Now he’s on the Waukee City Council once again, and it’s been a chance for reflection on how much Waukee has grown as a community. “When I was on the council with Bill Peard back in the ‘90s, we didn’t realize it then, but it’s like we were building a city from scratch. It’s been amazing to see everything that’s happened,” said Lyon.
He also translated his father’s teaching into co-founding the Waukee Leadership Institute. Lyon says that when he was on the school board, they saw the district growing at an astronomical rate, but there were only one or two people running for elected positions, which was concerning.

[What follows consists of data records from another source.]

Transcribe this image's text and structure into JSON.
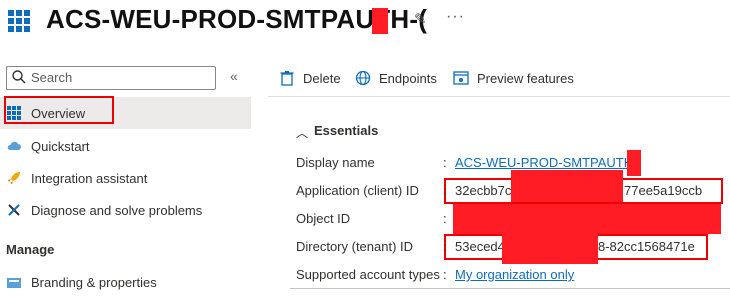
{
  "header": {
    "title": "ACS-WEU-PROD-SMTPAUTH-(",
    "pin_glyph": "✎",
    "more_glyph": "···"
  },
  "sidebar": {
    "search_placeholder": "Search",
    "collapse_glyph": "«",
    "items": [
      {
        "label": "Overview",
        "icon": "app-grid-icon"
      },
      {
        "label": "Quickstart",
        "icon": "cloud-icon"
      },
      {
        "label": "Integration assistant",
        "icon": "rocket-icon"
      },
      {
        "label": "Diagnose and solve problems",
        "icon": "wrench-icon"
      }
    ],
    "section_manage": "Manage",
    "manage_items": [
      {
        "label": "Branding & properties",
        "icon": "branding-icon"
      }
    ]
  },
  "toolbar": {
    "delete_label": "Delete",
    "endpoints_label": "Endpoints",
    "preview_label": "Preview features"
  },
  "essentials": {
    "title": "Essentials",
    "rows": [
      {
        "label": "Display name",
        "value": "ACS-WEU-PROD-SMTPAUTH-"
      },
      {
        "label": "Application (client) ID",
        "value_start": "32ecbb7c",
        "value_end": "77ee5a19ccb"
      },
      {
        "label": "Object ID",
        "value": ""
      },
      {
        "label": "Directory (tenant) ID",
        "value_start": "53eced4",
        "value_end": "8-82cc1568471e"
      },
      {
        "label": "Supported account types",
        "value": "My organization only"
      }
    ]
  },
  "colors": {
    "accent": "#0f6cbd",
    "redaction": "#ff1c24",
    "highlight_outline": "#e00000"
  }
}
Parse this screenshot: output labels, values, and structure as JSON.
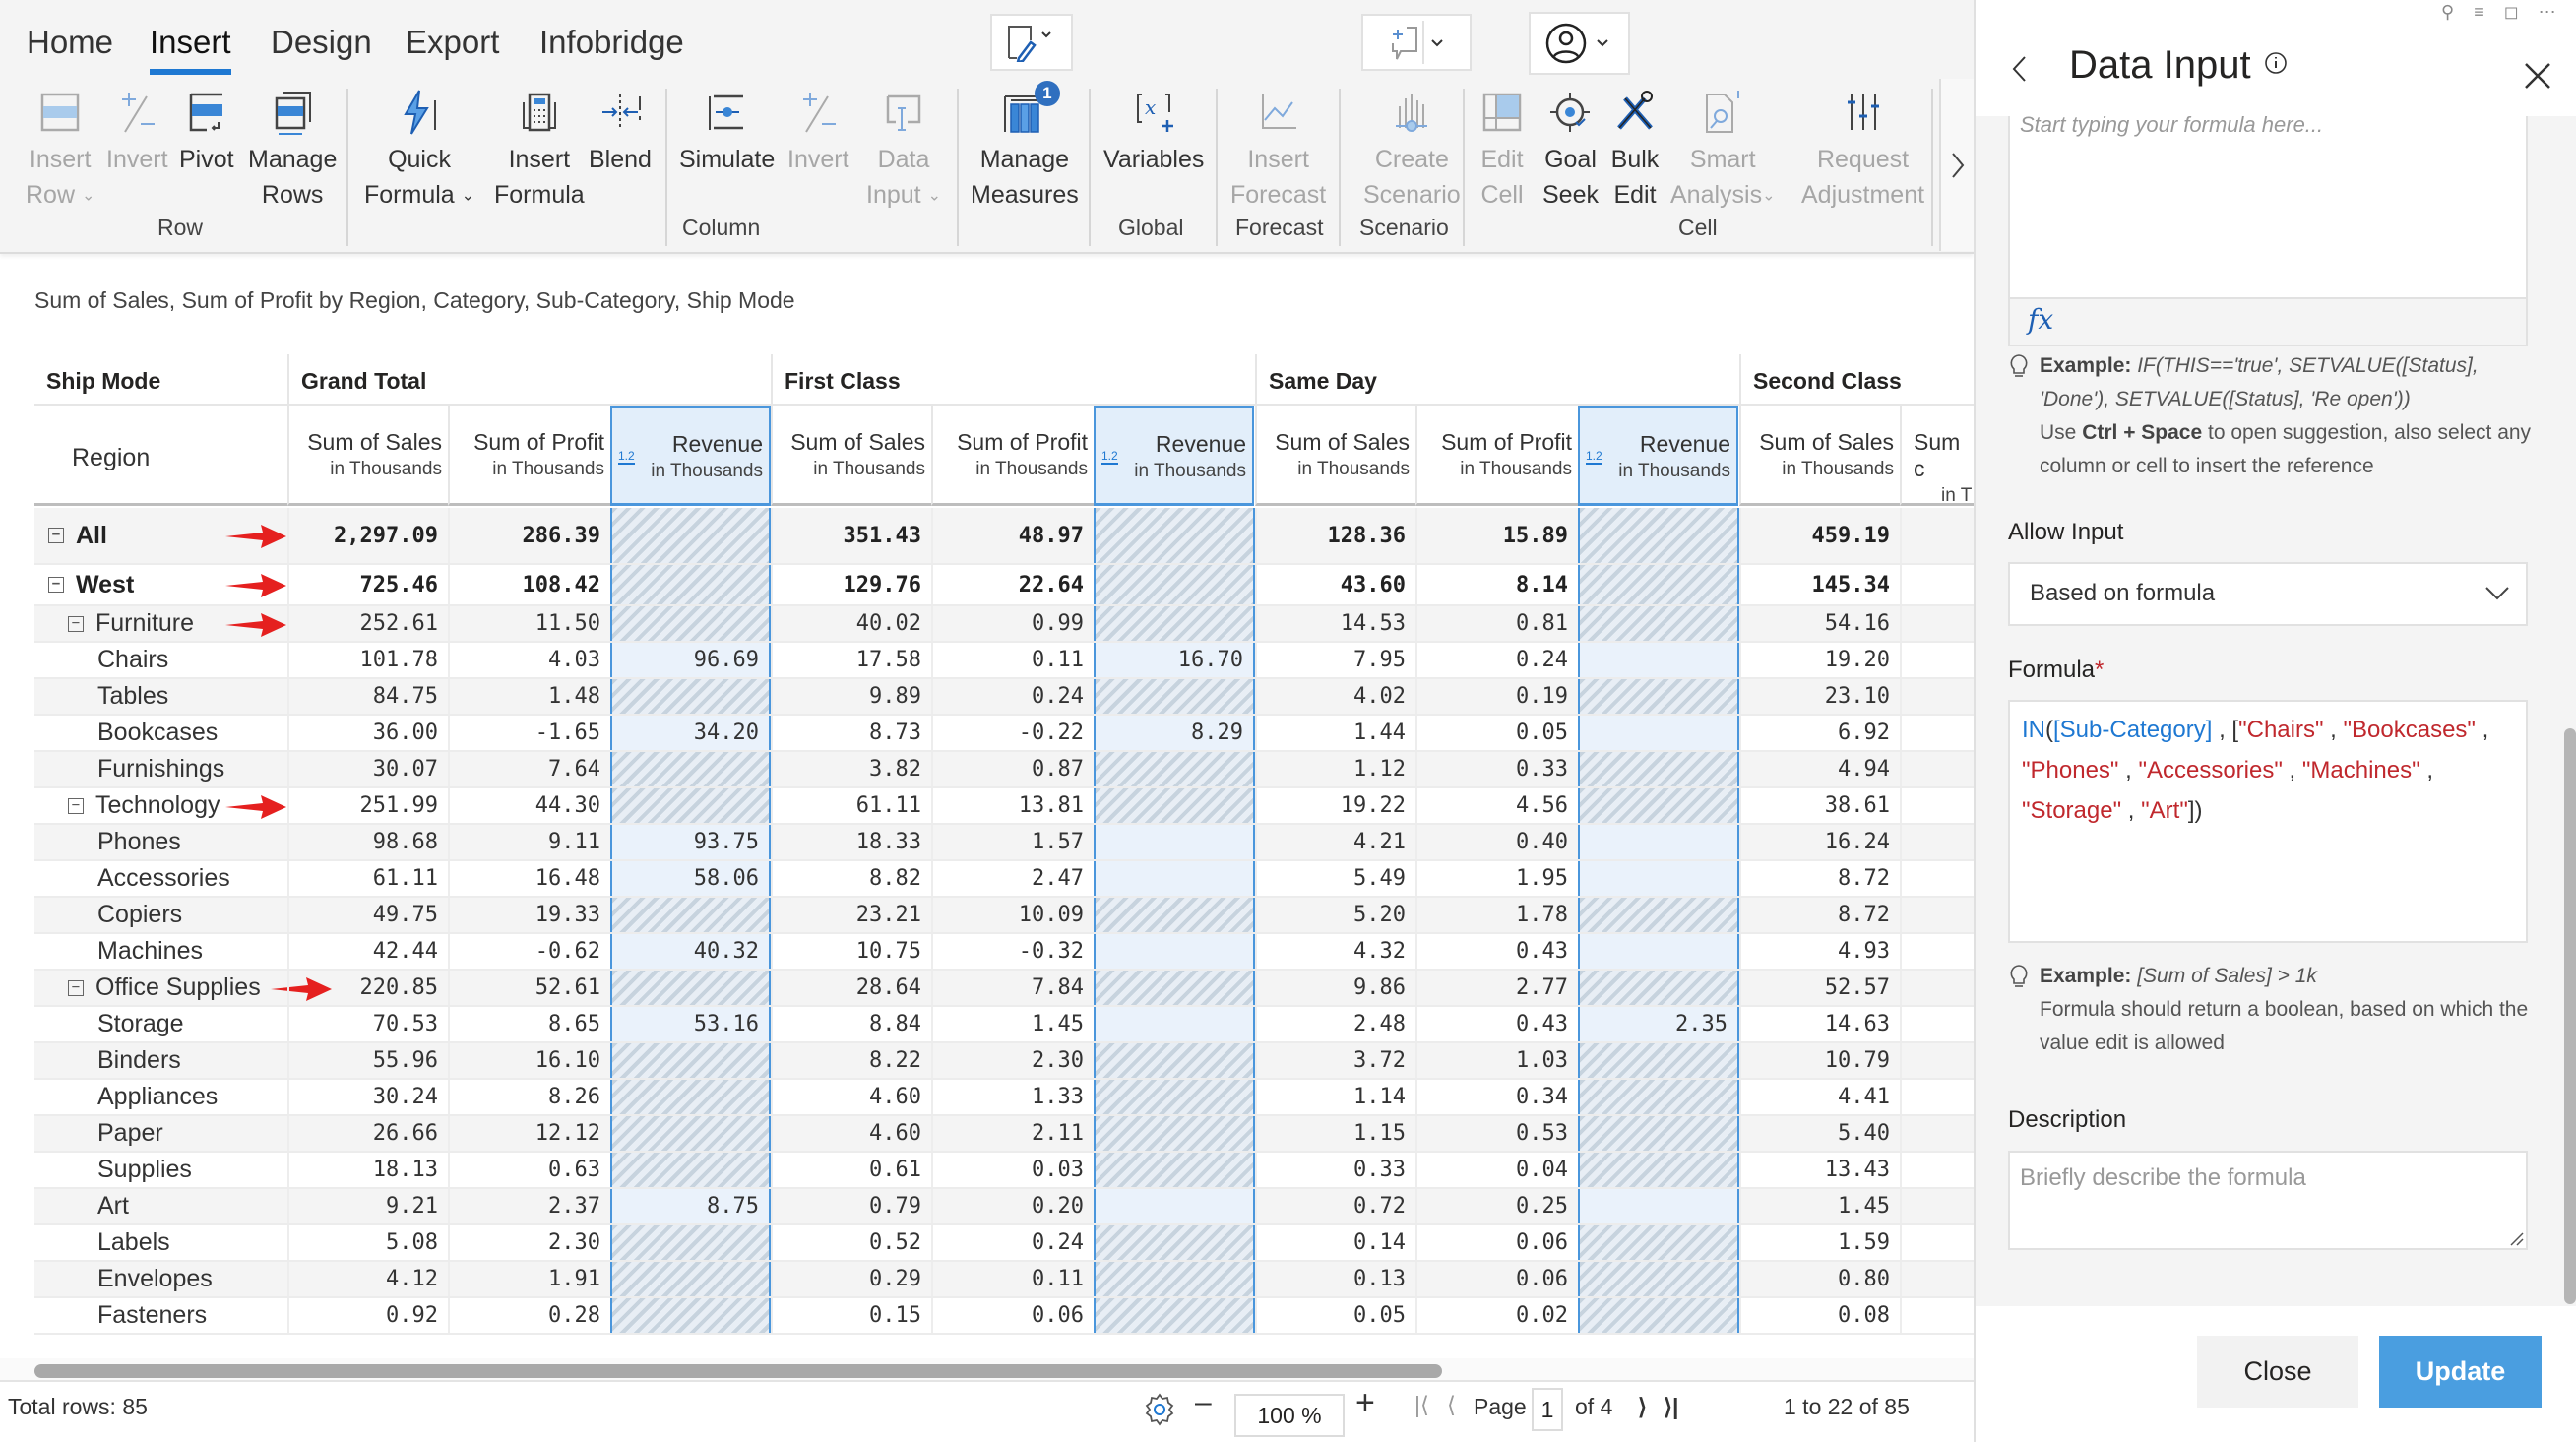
{
  "ribbon": {
    "tabs": [
      {
        "label": "Home",
        "active": false
      },
      {
        "label": "Insert",
        "active": true
      },
      {
        "label": "Design",
        "active": false
      },
      {
        "label": "Export",
        "active": false
      },
      {
        "label": "Infobridge",
        "active": false
      }
    ],
    "groups": {
      "row": "Row",
      "column": "Column",
      "global": "Global",
      "forecast": "Forecast",
      "scenario": "Scenario",
      "cell": "Cell"
    },
    "buttons": {
      "insert_row": [
        "Insert",
        "Row"
      ],
      "invert_row": [
        "Invert",
        ""
      ],
      "pivot": [
        "Pivot",
        ""
      ],
      "manage_rows": [
        "Manage",
        "Rows"
      ],
      "quick_formula": [
        "Quick",
        "Formula"
      ],
      "insert_formula": [
        "Insert",
        "Formula"
      ],
      "blend": [
        "Blend",
        ""
      ],
      "simulate": [
        "Simulate",
        ""
      ],
      "invert_col": [
        "Invert",
        ""
      ],
      "data_input": [
        "Data",
        "Input"
      ],
      "manage_measures": [
        "Manage",
        "Measures"
      ],
      "manage_measures_badge": "1",
      "variables": [
        "Variables",
        ""
      ],
      "insert_forecast": [
        "Insert",
        "Forecast"
      ],
      "create_scenario": [
        "Create",
        "Scenario"
      ],
      "edit_cell": [
        "Edit",
        "Cell"
      ],
      "goal_seek": [
        "Goal",
        "Seek"
      ],
      "bulk_edit": [
        "Bulk",
        "Edit"
      ],
      "smart_analysis": [
        "Smart",
        "Analysis"
      ],
      "request_adjustment": [
        "Request",
        "Adjustment"
      ]
    },
    "icons": [
      "edit-layout-icon",
      "add-comment-icon",
      "user-icon",
      "chevron-right-icon"
    ]
  },
  "report": {
    "caption": "Sum of Sales, Sum of Profit by Region, Category, Sub-Category, Ship Mode",
    "corner_header": "Ship Mode",
    "row_header": "Region",
    "column_groups": [
      "Grand Total",
      "First Class",
      "Same Day",
      "Second Class"
    ],
    "measures": [
      {
        "name": "Sum of Sales",
        "unit": "in Thousands"
      },
      {
        "name": "Sum of Profit",
        "unit": "in Thousands"
      },
      {
        "name": "Revenue",
        "unit": "in Thousands",
        "badge": "1.2"
      }
    ],
    "partial_measures": {
      "name": "Sum c",
      "unit": "in T"
    },
    "rows": [
      {
        "label": "All",
        "level": 0,
        "bold": true,
        "toggle": true,
        "arrow": true,
        "gt": [
          "2,297.09",
          "286.39",
          ""
        ],
        "fc": [
          "351.43",
          "48.97",
          ""
        ],
        "sd": [
          "128.36",
          "15.89",
          ""
        ],
        "sc": "459.19",
        "editable": [
          false,
          false,
          false
        ]
      },
      {
        "label": "West",
        "level": 0,
        "bold": true,
        "toggle": true,
        "arrow": true,
        "gt": [
          "725.46",
          "108.42",
          ""
        ],
        "fc": [
          "129.76",
          "22.64",
          ""
        ],
        "sd": [
          "43.60",
          "8.14",
          ""
        ],
        "sc": "145.34",
        "editable": [
          false,
          false,
          false
        ]
      },
      {
        "label": "Furniture",
        "level": 1,
        "bold": false,
        "toggle": true,
        "arrow": true,
        "gt": [
          "252.61",
          "11.50",
          ""
        ],
        "fc": [
          "40.02",
          "0.99",
          ""
        ],
        "sd": [
          "14.53",
          "0.81",
          ""
        ],
        "sc": "54.16",
        "editable": [
          false,
          false,
          false
        ]
      },
      {
        "label": "Chairs",
        "level": 2,
        "gt": [
          "101.78",
          "4.03",
          "96.69"
        ],
        "fc": [
          "17.58",
          "0.11",
          "16.70"
        ],
        "sd": [
          "7.95",
          "0.24",
          ""
        ],
        "sc": "19.20",
        "editable": [
          true,
          true,
          true
        ]
      },
      {
        "label": "Tables",
        "level": 2,
        "gt": [
          "84.75",
          "1.48",
          ""
        ],
        "fc": [
          "9.89",
          "0.24",
          ""
        ],
        "sd": [
          "4.02",
          "0.19",
          ""
        ],
        "sc": "23.10",
        "editable": [
          false,
          false,
          false
        ]
      },
      {
        "label": "Bookcases",
        "level": 2,
        "gt": [
          "36.00",
          "-1.65",
          "34.20"
        ],
        "fc": [
          "8.73",
          "-0.22",
          "8.29"
        ],
        "sd": [
          "1.44",
          "0.05",
          ""
        ],
        "sc": "6.92",
        "editable": [
          true,
          true,
          true
        ]
      },
      {
        "label": "Furnishings",
        "level": 2,
        "gt": [
          "30.07",
          "7.64",
          ""
        ],
        "fc": [
          "3.82",
          "0.87",
          ""
        ],
        "sd": [
          "1.12",
          "0.33",
          ""
        ],
        "sc": "4.94",
        "editable": [
          false,
          false,
          false
        ]
      },
      {
        "label": "Technology",
        "level": 1,
        "toggle": true,
        "arrow": true,
        "gt": [
          "251.99",
          "44.30",
          ""
        ],
        "fc": [
          "61.11",
          "13.81",
          ""
        ],
        "sd": [
          "19.22",
          "4.56",
          ""
        ],
        "sc": "38.61",
        "editable": [
          false,
          false,
          false
        ]
      },
      {
        "label": "Phones",
        "level": 2,
        "gt": [
          "98.68",
          "9.11",
          "93.75"
        ],
        "fc": [
          "18.33",
          "1.57",
          ""
        ],
        "sd": [
          "4.21",
          "0.40",
          ""
        ],
        "sc": "16.24",
        "editable": [
          true,
          true,
          true
        ]
      },
      {
        "label": "Accessories",
        "level": 2,
        "gt": [
          "61.11",
          "16.48",
          "58.06"
        ],
        "fc": [
          "8.82",
          "2.47",
          ""
        ],
        "sd": [
          "5.49",
          "1.95",
          ""
        ],
        "sc": "8.72",
        "editable": [
          true,
          true,
          true
        ]
      },
      {
        "label": "Copiers",
        "level": 2,
        "gt": [
          "49.75",
          "19.33",
          ""
        ],
        "fc": [
          "23.21",
          "10.09",
          ""
        ],
        "sd": [
          "5.20",
          "1.78",
          ""
        ],
        "sc": "8.72",
        "editable": [
          false,
          false,
          false
        ]
      },
      {
        "label": "Machines",
        "level": 2,
        "gt": [
          "42.44",
          "-0.62",
          "40.32"
        ],
        "fc": [
          "10.75",
          "-0.32",
          ""
        ],
        "sd": [
          "4.32",
          "0.43",
          ""
        ],
        "sc": "4.93",
        "editable": [
          true,
          true,
          true
        ]
      },
      {
        "label": "Office Supplies",
        "level": 1,
        "toggle": true,
        "arrow": true,
        "gt": [
          "220.85",
          "52.61",
          ""
        ],
        "fc": [
          "28.64",
          "7.84",
          ""
        ],
        "sd": [
          "9.86",
          "2.77",
          ""
        ],
        "sc": "52.57",
        "editable": [
          false,
          false,
          false
        ]
      },
      {
        "label": "Storage",
        "level": 2,
        "gt": [
          "70.53",
          "8.65",
          "53.16"
        ],
        "fc": [
          "8.84",
          "1.45",
          ""
        ],
        "sd": [
          "2.48",
          "0.43",
          "2.35"
        ],
        "sc": "14.63",
        "editable": [
          true,
          true,
          true
        ]
      },
      {
        "label": "Binders",
        "level": 2,
        "gt": [
          "55.96",
          "16.10",
          ""
        ],
        "fc": [
          "8.22",
          "2.30",
          ""
        ],
        "sd": [
          "3.72",
          "1.03",
          ""
        ],
        "sc": "10.79",
        "editable": [
          false,
          false,
          false
        ]
      },
      {
        "label": "Appliances",
        "level": 2,
        "gt": [
          "30.24",
          "8.26",
          ""
        ],
        "fc": [
          "4.60",
          "1.33",
          ""
        ],
        "sd": [
          "1.14",
          "0.34",
          ""
        ],
        "sc": "4.41",
        "editable": [
          false,
          false,
          false
        ]
      },
      {
        "label": "Paper",
        "level": 2,
        "gt": [
          "26.66",
          "12.12",
          ""
        ],
        "fc": [
          "4.60",
          "2.11",
          ""
        ],
        "sd": [
          "1.15",
          "0.53",
          ""
        ],
        "sc": "5.40",
        "editable": [
          false,
          false,
          false
        ]
      },
      {
        "label": "Supplies",
        "level": 2,
        "gt": [
          "18.13",
          "0.63",
          ""
        ],
        "fc": [
          "0.61",
          "0.03",
          ""
        ],
        "sd": [
          "0.33",
          "0.04",
          ""
        ],
        "sc": "13.43",
        "editable": [
          false,
          false,
          false
        ]
      },
      {
        "label": "Art",
        "level": 2,
        "gt": [
          "9.21",
          "2.37",
          "8.75"
        ],
        "fc": [
          "0.79",
          "0.20",
          ""
        ],
        "sd": [
          "0.72",
          "0.25",
          ""
        ],
        "sc": "1.45",
        "editable": [
          true,
          true,
          true
        ]
      },
      {
        "label": "Labels",
        "level": 2,
        "gt": [
          "5.08",
          "2.30",
          ""
        ],
        "fc": [
          "0.52",
          "0.24",
          ""
        ],
        "sd": [
          "0.14",
          "0.06",
          ""
        ],
        "sc": "1.59",
        "editable": [
          false,
          false,
          false
        ]
      },
      {
        "label": "Envelopes",
        "level": 2,
        "gt": [
          "4.12",
          "1.91",
          ""
        ],
        "fc": [
          "0.29",
          "0.11",
          ""
        ],
        "sd": [
          "0.13",
          "0.06",
          ""
        ],
        "sc": "0.80",
        "editable": [
          false,
          false,
          false
        ]
      },
      {
        "label": "Fasteners",
        "level": 2,
        "gt": [
          "0.92",
          "0.28",
          ""
        ],
        "fc": [
          "0.15",
          "0.06",
          ""
        ],
        "sd": [
          "0.05",
          "0.02",
          ""
        ],
        "sc": "0.08",
        "editable": [
          false,
          false,
          false
        ]
      }
    ]
  },
  "footer": {
    "total_rows": "Total rows: 85",
    "zoom": "100 %",
    "page_label": "Page",
    "page": "1",
    "of_pages": "of 4",
    "range": "1 to 22 of 85"
  },
  "panel": {
    "title": "Data Input",
    "formula_editor_placeholder": "Start typing your formula here...",
    "fx": "fx",
    "example1_label": "Example",
    "example1_code_line1": "IF(THIS=='true', SETVALUE([Status],",
    "example1_code_line2": "'Done'), SETVALUE([Status], 'Re open'))",
    "example1_tip_pre": "Use ",
    "example1_tip_key": "Ctrl + Space",
    "example1_tip_post": " to open suggestion, also select any column or cell to insert the reference",
    "allow_input_label": "Allow Input",
    "allow_input_value": "Based on formula",
    "formula_label": "Formula",
    "formula_required": "*",
    "formula_tokens": [
      {
        "t": "IN",
        "c": "fn"
      },
      {
        "t": "(",
        "c": "p"
      },
      {
        "t": "[Sub-Category]",
        "c": "fn"
      },
      {
        "t": " , [",
        "c": "p"
      },
      {
        "t": "\"Chairs\"",
        "c": "s"
      },
      {
        "t": " , ",
        "c": "p"
      },
      {
        "t": "\"Bookcases\"",
        "c": "s"
      },
      {
        "t": " , ",
        "c": "p"
      },
      {
        "t": "\"Phones\"",
        "c": "s"
      },
      {
        "t": " , ",
        "c": "p"
      },
      {
        "t": "\"Accessories\"",
        "c": "s"
      },
      {
        "t": " , ",
        "c": "p"
      },
      {
        "t": "\"Machines\"",
        "c": "s"
      },
      {
        "t": " , ",
        "c": "p"
      },
      {
        "t": "\"Storage\"",
        "c": "s"
      },
      {
        "t": " , ",
        "c": "p"
      },
      {
        "t": "\"Art\"",
        "c": "s"
      },
      {
        "t": "])",
        "c": "p"
      }
    ],
    "example2_label": "Example",
    "example2_code": "[Sum of Sales] > 1k",
    "example2_text": "Formula should return a boolean, based on which the value edit is allowed",
    "description_label": "Description",
    "description_placeholder": "Briefly describe the formula",
    "close_label": "Close",
    "update_label": "Update"
  },
  "colors": {
    "accent": "#1e78d2",
    "update_button": "#4a9ee0",
    "formula_function": "#1e78d2",
    "formula_string": "#c0282d",
    "arrow": "#e5201f",
    "revenue_column_border": "#4a96dc"
  }
}
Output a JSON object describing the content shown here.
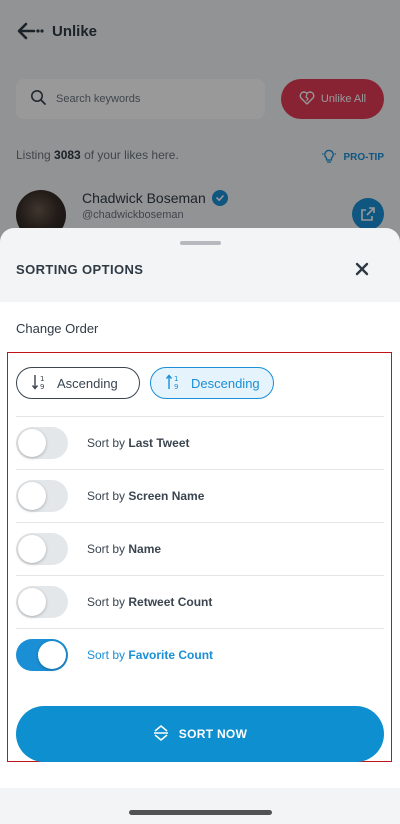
{
  "background": {
    "title": "Unlike",
    "search": {
      "placeholder": "Search keywords"
    },
    "unlike_all": "Unlike All",
    "listing": {
      "prefix": "Listing ",
      "count": "3083",
      "suffix": " of your likes here."
    },
    "protip": "PRO-TIP",
    "user": {
      "name": "Chadwick Boseman",
      "handle": "@chadwickboseman"
    }
  },
  "sheet": {
    "title": "SORTING OPTIONS",
    "change_order": "Change Order",
    "order_options": [
      {
        "label": "Ascending",
        "selected": false
      },
      {
        "label": "Descending",
        "selected": true
      }
    ],
    "sort_prefix": "Sort by ",
    "sort_options": [
      {
        "key": "Last Tweet",
        "enabled": false
      },
      {
        "key": "Screen Name",
        "enabled": false
      },
      {
        "key": "Name",
        "enabled": false
      },
      {
        "key": "Retweet Count",
        "enabled": false
      },
      {
        "key": "Favorite Count",
        "enabled": true
      }
    ],
    "sort_now": "SORT NOW"
  },
  "colors": {
    "accent": "#1a8fd6",
    "button": "#0d8fd0",
    "danger": "#e23b56",
    "highlight_border": "#c0141c"
  },
  "icons": [
    "back-arrow-icon",
    "search-icon",
    "heart-broken-icon",
    "lightbulb-icon",
    "verified-icon",
    "external-link-icon",
    "close-icon",
    "sort-ascending-icon",
    "sort-descending-icon",
    "sort-arrows-icon"
  ]
}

“The purpose of the Leadership Institute was to educate people on how cities and school districts operate. The intent was for the graduates to step forward and serve in leading the city, and I’m proud of how that has grown,” he said, adding that he’s no longer involved with the institute on a daily basis. “My forte is focusing on the big picture, so luckily, other people have stepped forward to execute all the details,” said Lyon.
For Waukee residents, remodeling is oftentimes a more cost-effective choice than moving. “Because the housing market is so strong, prices are going up,” Lyon explained. “We see a lot of young couples who are considering adding onto their home, and they’re trying to decide whether to move or improve. At the current market rates and lot prices, if they want to move, they’re not likely to get much more house for their money. Instead, more folks are staying where they are and fixing what they have.”
He added that many people can reconfigure their homes to create the types of spaces they want and need. Lyons offers the following tips for homeowners who are debating whether to move or improve:
- Contact a remodeling company. Discuss the project and its feasibility, and obtain a price and time estimate.
- Call a realtor. Ask how much money you could invest in your home in order to still get a return on investment when you sell the property.
- Double check the rules and get a green light. If you’re looking to construct an addition to your home, check whether your local neighborhood association will allow it. Also check with the city to ensure you’re not crossing a property line or infringing on any utility operations.
- When you’re ready to move forward, set up a meeting with the remodeler to clearly define the goal of the project. “I always like to have both partners in the home present when I ask about their goals and needs,” said Lyon.
- Acknowledge the time the work requires. Remodeling, when done well and with quality craftsmanship, takes time. Lyon said that finishing a basement takes five to six weeks, additions and large kitchen remodels take around eight weeks and a master bathroom takes about four weeks to complete.